The NBA is closer to returning to court, and finally, it's the basketball court.

A meeting lasting roughly 15 hours ended early Saturday morning and resulted in NBA owners and the disbanded players association reaching a tentative agreement to end the lockout.

The work stoppage has lasted nearly five months despite several marathon negotiating sessions between the parties. The stakes were raised earlier this week when the players combined a pair of antitrust lawsuits against the NBA in two different states into the same court in Minnesota.

The NBPA filed a disclaimer of interest earlier this month, disbanding as a union after rejecting the owners' latest offer of a 50-50 split of basketball- related revenue.

Details of the agreed-upon deal were not immediately available.

"We thought it was in both of our best interests to try to reach a resolution and save the game," union executive director Billy Hunter said.

While the deal appears imminent, several hurdles need to be cleared in order for the season to be officially salvaged, including both the owners and union voting on the proposal.

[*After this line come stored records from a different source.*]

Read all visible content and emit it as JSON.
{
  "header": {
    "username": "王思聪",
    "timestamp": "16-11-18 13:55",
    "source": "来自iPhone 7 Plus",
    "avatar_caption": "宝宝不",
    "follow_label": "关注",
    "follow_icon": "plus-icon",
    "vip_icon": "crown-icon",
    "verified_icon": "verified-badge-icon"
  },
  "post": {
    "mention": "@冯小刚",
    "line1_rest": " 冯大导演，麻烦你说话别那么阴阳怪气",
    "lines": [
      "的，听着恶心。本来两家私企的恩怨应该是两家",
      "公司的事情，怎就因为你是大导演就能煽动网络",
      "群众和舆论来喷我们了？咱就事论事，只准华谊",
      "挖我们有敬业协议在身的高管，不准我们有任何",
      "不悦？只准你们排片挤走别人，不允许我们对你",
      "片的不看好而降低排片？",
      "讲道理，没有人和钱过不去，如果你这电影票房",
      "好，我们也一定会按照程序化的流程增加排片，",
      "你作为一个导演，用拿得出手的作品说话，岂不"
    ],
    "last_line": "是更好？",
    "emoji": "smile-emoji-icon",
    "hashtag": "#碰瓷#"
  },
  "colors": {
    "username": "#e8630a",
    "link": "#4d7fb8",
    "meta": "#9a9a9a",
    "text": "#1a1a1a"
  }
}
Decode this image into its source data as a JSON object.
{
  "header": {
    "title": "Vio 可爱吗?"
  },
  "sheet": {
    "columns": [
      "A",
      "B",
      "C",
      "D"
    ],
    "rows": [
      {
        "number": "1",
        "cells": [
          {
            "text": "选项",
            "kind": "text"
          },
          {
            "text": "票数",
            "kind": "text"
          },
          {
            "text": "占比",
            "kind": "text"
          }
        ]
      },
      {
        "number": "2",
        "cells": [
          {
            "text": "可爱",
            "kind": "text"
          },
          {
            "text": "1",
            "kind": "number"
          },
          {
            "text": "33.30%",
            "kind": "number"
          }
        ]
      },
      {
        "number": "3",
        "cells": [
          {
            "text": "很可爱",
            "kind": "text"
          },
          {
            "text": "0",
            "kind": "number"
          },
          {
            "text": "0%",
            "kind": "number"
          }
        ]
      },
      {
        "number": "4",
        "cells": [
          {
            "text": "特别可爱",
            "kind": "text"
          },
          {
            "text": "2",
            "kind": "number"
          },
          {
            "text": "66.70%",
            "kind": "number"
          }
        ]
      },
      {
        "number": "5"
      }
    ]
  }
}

"We've reached a tentative understanding that is subject to a variety of approvals and very complex machinations, but we're optimistic that will all come to pass," NBA commissioner David Stern said.

The league had canceled all regular season games up to December 15, and it was feared the highly-anticipated Christmas Day schedule was in jeopardy.

Stern mentioned the showcase date as the tentative start to a 66-game regular season, beginning with the annual triple-header on December 25.